**Requirement**: Could you write out every entry exactly as it stands?

**Data shown**:
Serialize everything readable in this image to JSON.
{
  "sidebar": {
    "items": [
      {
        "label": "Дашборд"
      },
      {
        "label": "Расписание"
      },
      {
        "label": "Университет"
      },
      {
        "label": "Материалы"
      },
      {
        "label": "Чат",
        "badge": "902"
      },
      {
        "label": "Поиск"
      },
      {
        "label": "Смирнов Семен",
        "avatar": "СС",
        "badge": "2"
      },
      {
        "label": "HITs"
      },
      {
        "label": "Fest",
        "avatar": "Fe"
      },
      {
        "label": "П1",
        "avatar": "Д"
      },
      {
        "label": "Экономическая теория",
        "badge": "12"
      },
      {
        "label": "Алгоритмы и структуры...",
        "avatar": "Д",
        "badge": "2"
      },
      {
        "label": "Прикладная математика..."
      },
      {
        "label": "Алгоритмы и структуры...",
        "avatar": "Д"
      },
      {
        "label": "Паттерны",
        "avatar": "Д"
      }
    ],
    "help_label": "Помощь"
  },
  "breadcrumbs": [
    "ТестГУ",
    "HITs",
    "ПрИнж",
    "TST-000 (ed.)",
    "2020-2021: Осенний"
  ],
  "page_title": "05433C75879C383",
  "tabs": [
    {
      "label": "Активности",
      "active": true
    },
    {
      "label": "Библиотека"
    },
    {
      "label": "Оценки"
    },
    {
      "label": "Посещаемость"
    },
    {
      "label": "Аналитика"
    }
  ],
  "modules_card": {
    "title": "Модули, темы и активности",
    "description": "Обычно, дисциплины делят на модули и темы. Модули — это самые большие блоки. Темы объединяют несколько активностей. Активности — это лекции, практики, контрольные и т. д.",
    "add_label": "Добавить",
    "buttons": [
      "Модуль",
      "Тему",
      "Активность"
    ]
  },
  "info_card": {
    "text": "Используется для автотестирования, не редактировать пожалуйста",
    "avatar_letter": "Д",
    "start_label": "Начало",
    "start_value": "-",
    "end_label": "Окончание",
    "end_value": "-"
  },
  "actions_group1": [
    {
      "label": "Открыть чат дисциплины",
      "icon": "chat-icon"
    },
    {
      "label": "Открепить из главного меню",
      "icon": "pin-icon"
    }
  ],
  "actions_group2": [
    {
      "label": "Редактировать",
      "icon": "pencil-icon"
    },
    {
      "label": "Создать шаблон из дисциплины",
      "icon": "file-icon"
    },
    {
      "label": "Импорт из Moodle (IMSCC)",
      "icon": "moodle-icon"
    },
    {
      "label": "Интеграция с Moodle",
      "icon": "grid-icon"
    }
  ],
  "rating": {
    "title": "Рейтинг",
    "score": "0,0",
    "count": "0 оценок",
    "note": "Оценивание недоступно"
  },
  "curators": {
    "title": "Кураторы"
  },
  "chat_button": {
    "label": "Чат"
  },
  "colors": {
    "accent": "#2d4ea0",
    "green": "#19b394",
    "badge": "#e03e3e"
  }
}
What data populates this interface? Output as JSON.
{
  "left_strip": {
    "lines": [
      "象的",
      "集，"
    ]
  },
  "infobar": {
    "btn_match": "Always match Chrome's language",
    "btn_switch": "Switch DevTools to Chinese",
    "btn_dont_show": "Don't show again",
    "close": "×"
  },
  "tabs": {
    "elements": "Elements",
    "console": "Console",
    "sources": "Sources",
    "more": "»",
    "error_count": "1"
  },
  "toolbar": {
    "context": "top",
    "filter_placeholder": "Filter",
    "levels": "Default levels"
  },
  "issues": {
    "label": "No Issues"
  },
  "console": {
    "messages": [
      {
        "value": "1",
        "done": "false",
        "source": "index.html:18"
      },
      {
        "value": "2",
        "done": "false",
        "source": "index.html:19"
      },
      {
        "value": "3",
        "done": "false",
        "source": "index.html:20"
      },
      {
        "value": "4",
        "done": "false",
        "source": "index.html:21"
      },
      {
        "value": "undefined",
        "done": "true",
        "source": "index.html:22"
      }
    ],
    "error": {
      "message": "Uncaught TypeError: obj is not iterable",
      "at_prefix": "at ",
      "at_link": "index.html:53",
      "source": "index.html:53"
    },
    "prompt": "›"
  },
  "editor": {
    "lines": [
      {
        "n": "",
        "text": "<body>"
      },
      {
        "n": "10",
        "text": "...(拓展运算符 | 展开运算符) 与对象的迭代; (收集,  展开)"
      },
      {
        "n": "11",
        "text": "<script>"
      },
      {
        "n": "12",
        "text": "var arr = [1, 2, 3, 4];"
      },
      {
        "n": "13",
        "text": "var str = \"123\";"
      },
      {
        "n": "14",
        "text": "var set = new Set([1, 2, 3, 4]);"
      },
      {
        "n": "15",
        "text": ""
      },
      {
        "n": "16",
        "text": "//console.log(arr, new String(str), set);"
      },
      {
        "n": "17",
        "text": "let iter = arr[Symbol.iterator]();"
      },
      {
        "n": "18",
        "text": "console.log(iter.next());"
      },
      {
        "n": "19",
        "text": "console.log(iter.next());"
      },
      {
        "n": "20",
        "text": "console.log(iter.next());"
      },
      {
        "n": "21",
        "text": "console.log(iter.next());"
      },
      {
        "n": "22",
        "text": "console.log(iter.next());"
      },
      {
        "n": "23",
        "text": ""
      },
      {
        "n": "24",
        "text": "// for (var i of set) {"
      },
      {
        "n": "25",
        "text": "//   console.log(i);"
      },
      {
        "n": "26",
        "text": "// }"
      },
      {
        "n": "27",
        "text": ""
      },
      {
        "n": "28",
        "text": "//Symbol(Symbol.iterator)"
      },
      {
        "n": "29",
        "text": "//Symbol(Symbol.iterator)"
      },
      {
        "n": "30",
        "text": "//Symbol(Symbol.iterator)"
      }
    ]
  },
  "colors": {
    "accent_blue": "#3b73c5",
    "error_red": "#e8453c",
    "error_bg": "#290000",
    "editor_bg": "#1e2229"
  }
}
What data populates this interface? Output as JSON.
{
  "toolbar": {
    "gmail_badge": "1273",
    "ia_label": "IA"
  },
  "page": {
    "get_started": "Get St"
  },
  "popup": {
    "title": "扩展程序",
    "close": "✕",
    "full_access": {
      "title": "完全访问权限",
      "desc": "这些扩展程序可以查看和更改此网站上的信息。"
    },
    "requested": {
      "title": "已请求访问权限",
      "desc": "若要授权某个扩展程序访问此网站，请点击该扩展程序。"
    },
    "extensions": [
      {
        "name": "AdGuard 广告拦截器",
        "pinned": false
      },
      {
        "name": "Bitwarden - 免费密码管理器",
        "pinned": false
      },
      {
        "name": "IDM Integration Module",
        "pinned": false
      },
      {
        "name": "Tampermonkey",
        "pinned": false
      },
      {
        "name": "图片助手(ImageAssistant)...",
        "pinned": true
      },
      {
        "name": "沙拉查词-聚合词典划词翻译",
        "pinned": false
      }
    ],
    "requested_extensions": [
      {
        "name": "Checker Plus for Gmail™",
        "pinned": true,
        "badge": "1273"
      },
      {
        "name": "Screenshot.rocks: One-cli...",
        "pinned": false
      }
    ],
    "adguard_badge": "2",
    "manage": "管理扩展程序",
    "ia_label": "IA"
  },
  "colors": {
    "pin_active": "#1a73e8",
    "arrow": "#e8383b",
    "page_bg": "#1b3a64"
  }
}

**Result for this exercise**:
Serialize everything readable in this image to JSON.
{
  "sidebar": {
    "items": [
      {
        "label": "Дашборд"
      },
      {
        "label": "Расписание"
      },
      {
        "label": "Университет"
      },
      {
        "label": "Материалы"
      },
      {
        "label": "Чат",
        "badge": "902"
      },
      {
        "label": "Поиск"
      },
      {
        "label": "Смирнов Семен",
        "avatar": "СС",
        "badge": "2"
      },
      {
        "label": "HITs"
      },
      {
        "label": "Fest",
        "avatar": "Fe"
      },
      {
        "label": "П1",
        "avatar": "Д"
      },
      {
        "label": "Экономическая теория",
        "badge": "12"
      },
      {
        "label": "Алгоритмы и структуры...",
        "avatar": "Д",
        "badge": "2"
      },
      {
        "label": "Прикладная математика..."
      },
      {
        "label": "Алгоритмы и структуры...",
        "avatar": "Д"
      },
      {
        "label": "Паттерны",
        "avatar": "Д"
      }
    ],
    "help_label": "Помощь"
  },
  "breadcrumbs": [
    "ТестГУ",
    "HITs",
    "ПрИнж",
    "TST-000 (ed.)",
    "2020-2021: Осенний"
  ],
  "page_title": "05433C75879C383",
  "tabs": [
    {
      "label": "Активности",
      "active": true
    },
    {
      "label": "Библиотека"
    },
    {
      "label": "Оценки"
    },
    {
      "label": "Посещаемость"
    },
    {
      "label": "Аналитика"
    }
  ],
  "modules_card": {
    "title": "Модули, темы и активности",
    "description": "Обычно, дисциплины делят на модули и темы. Модули — это самые большие блоки. Темы объединяют несколько активностей. Активности — это лекции, практики, контрольные и т. д.",
    "add_label": "Добавить",
    "buttons": [
      "Модуль",
      "Тему",
      "Активность"
    ]
  },
  "info_card": {
    "text": "Используется для автотестирования, не редактировать пожалуйста",
    "avatar_letter": "Д",
    "start_label": "Начало",
    "start_value": "-",
    "end_label": "Окончание",
    "end_value": "-"
  },
  "actions_group1": [
    {
      "label": "Открыть чат дисциплины",
      "icon": "chat-icon"
    },
    {
      "label": "Открепить из главного меню",
      "icon": "pin-icon"
    }
  ],
  "actions_group2": [
    {
      "label": "Редактировать",
      "icon": "pencil-icon"
    },
    {
      "label": "Создать шаблон из дисциплины",
      "icon": "file-icon"
    },
    {
      "label": "Импорт из Moodle (IMSCC)",
      "icon": "moodle-icon"
    },
    {
      "label": "Интеграция с Moodle",
      "icon": "grid-icon"
    }
  ],
  "rating": {
    "title": "Рейтинг",
    "score": "0,0",
    "count": "0 оценок",
    "note": "Оценивание недоступно"
  },
  "curators": {
    "title": "Кураторы"
  },
  "chat_button": {
    "label": "Чат"
  },
  "colors": {
    "accent": "#2d4ea0",
    "green": "#19b394",
    "badge": "#e03e3e"
  }
}
What data populates this interface? Output as JSON.
{
  "left_strip": {
    "lines": [
      "象的",
      "集，"
    ]
  },
  "infobar": {
    "btn_match": "Always match Chrome's language",
    "btn_switch": "Switch DevTools to Chinese",
    "btn_dont_show": "Don't show again",
    "close": "×"
  },
  "tabs": {
    "elements": "Elements",
    "console": "Console",
    "sources": "Sources",
    "more": "»",
    "error_count": "1"
  },
  "toolbar": {
    "context": "top",
    "filter_placeholder": "Filter",
    "levels": "Default levels"
  },
  "issues": {
    "label": "No Issues"
  },
  "console": {
    "messages": [
      {
        "value": "1",
        "done": "false",
        "source": "index.html:18"
      },
      {
        "value": "2",
        "done": "false",
        "source": "index.html:19"
      },
      {
        "value": "3",
        "done": "false",
        "source": "index.html:20"
      },
      {
        "value": "4",
        "done": "false",
        "source": "index.html:21"
      },
      {
        "value": "undefined",
        "done": "true",
        "source": "index.html:22"
      }
    ],
    "error": {
      "message": "Uncaught TypeError: obj is not iterable",
      "at_prefix": "at ",
      "at_link": "index.html:53",
      "source": "index.html:53"
    },
    "prompt": "›"
  },
  "editor": {
    "lines": [
      {
        "n": "",
        "text": "<body>"
      },
      {
        "n": "10",
        "text": "...(拓展运算符 | 展开运算符) 与对象的迭代; (收集,  展开)"
      },
      {
        "n": "11",
        "text": "<script>"
      },
      {
        "n": "12",
        "text": "var arr = [1, 2, 3, 4];"
      },
      {
        "n": "13",
        "text": "var str = \"123\";"
      },
      {
        "n": "14",
        "text": "var set = new Set([1, 2, 3, 4]);"
      },
      {
        "n": "15",
        "text": ""
      },
      {
        "n": "16",
        "text": "//console.log(arr, new String(str), set);"
      },
      {
        "n": "17",
        "text": "let iter = arr[Symbol.iterator]();"
      },
      {
        "n": "18",
        "text": "console.log(iter.next());"
      },
      {
        "n": "19",
        "text": "console.log(iter.next());"
      },
      {
        "n": "20",
        "text": "console.log(iter.next());"
      },
      {
        "n": "21",
        "text": "console.log(iter.next());"
      },
      {
        "n": "22",
        "text": "console.log(iter.next());"
      },
      {
        "n": "23",
        "text": ""
      },
      {
        "n": "24",
        "text": "// for (var i of set) {"
      },
      {
        "n": "25",
        "text": "//   console.log(i);"
      },
      {
        "n": "26",
        "text": "// }"
      },
      {
        "n": "27",
        "text": ""
      },
      {
        "n": "28",
        "text": "//Symbol(Symbol.iterator)"
      },
      {
        "n": "29",
        "text": "//Symbol(Symbol.iterator)"
      },
      {
        "n": "30",
        "text": "//Symbol(Symbol.iterator)"
      }
    ]
  },
  "colors": {
    "accent_blue": "#3b73c5",
    "error_red": "#e8453c",
    "error_bg": "#290000",
    "editor_bg": "#1e2229"
  }
}
What data populates this interface? Output as JSON.
{
  "toolbar": {
    "gmail_badge": "1273",
    "ia_label": "IA"
  },
  "page": {
    "get_started": "Get St"
  },
  "popup": {
    "title": "扩展程序",
    "close": "✕",
    "full_access": {
      "title": "完全访问权限",
      "desc": "这些扩展程序可以查看和更改此网站上的信息。"
    },
    "requested": {
      "title": "已请求访问权限",
      "desc": "若要授权某个扩展程序访问此网站，请点击该扩展程序。"
    },
    "extensions": [
      {
        "name": "AdGuard 广告拦截器",
        "pinned": false
      },
      {
        "name": "Bitwarden - 免费密码管理器",
        "pinned": false
      },
      {
        "name": "IDM Integration Module",
        "pinned": false
      },
      {
        "name": "Tampermonkey",
        "pinned": false
      },
      {
        "name": "图片助手(ImageAssistant)...",
        "pinned": true
      },
      {
        "name": "沙拉查词-聚合词典划词翻译",
        "pinned": false
      }
    ],
    "requested_extensions": [
      {
        "name": "Checker Plus for Gmail™",
        "pinned": true,
        "badge": "1273"
      },
      {
        "name": "Screenshot.rocks: One-cli...",
        "pinned": false
      }
    ],
    "adguard_badge": "2",
    "manage": "管理扩展程序",
    "ia_label": "IA"
  },
  "colors": {
    "pin_active": "#1a73e8",
    "arrow": "#e8383b",
    "page_bg": "#1b3a64"
  }
}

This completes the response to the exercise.